* **Work to complete**: Note each line of the listing that contains the string "спящ", and copy it.

* **Exercise data**:
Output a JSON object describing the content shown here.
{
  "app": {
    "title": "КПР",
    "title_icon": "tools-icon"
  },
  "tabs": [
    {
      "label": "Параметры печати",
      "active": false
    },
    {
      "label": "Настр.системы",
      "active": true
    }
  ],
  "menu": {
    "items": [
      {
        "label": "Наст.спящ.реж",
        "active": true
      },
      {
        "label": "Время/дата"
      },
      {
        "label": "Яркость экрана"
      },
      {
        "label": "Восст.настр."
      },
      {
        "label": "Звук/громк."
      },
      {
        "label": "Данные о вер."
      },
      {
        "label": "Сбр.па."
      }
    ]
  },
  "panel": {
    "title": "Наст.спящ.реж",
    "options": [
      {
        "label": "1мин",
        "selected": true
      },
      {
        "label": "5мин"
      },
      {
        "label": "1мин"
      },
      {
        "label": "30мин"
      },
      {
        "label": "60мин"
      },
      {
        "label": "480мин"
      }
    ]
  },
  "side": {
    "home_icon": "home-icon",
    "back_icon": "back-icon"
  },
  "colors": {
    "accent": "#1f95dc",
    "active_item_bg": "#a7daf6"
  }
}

* **Written response**:
        "label": "Наст.спящ.реж",
    "title": "Наст.спящ.реж",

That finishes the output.